Only the number should be given: how many lines below contain "your".

* _Available records_:
::::::

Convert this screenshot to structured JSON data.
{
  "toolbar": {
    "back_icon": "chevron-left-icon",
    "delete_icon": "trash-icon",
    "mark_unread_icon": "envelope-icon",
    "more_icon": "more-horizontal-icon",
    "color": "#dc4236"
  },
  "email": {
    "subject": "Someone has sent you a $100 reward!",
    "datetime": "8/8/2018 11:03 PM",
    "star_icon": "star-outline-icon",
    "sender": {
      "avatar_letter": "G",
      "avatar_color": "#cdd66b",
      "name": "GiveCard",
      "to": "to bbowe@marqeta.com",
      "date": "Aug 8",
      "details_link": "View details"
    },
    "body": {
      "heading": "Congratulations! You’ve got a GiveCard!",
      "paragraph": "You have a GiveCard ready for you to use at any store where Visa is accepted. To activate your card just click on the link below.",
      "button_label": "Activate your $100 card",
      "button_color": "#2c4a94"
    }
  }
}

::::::

* _Task solution_: 2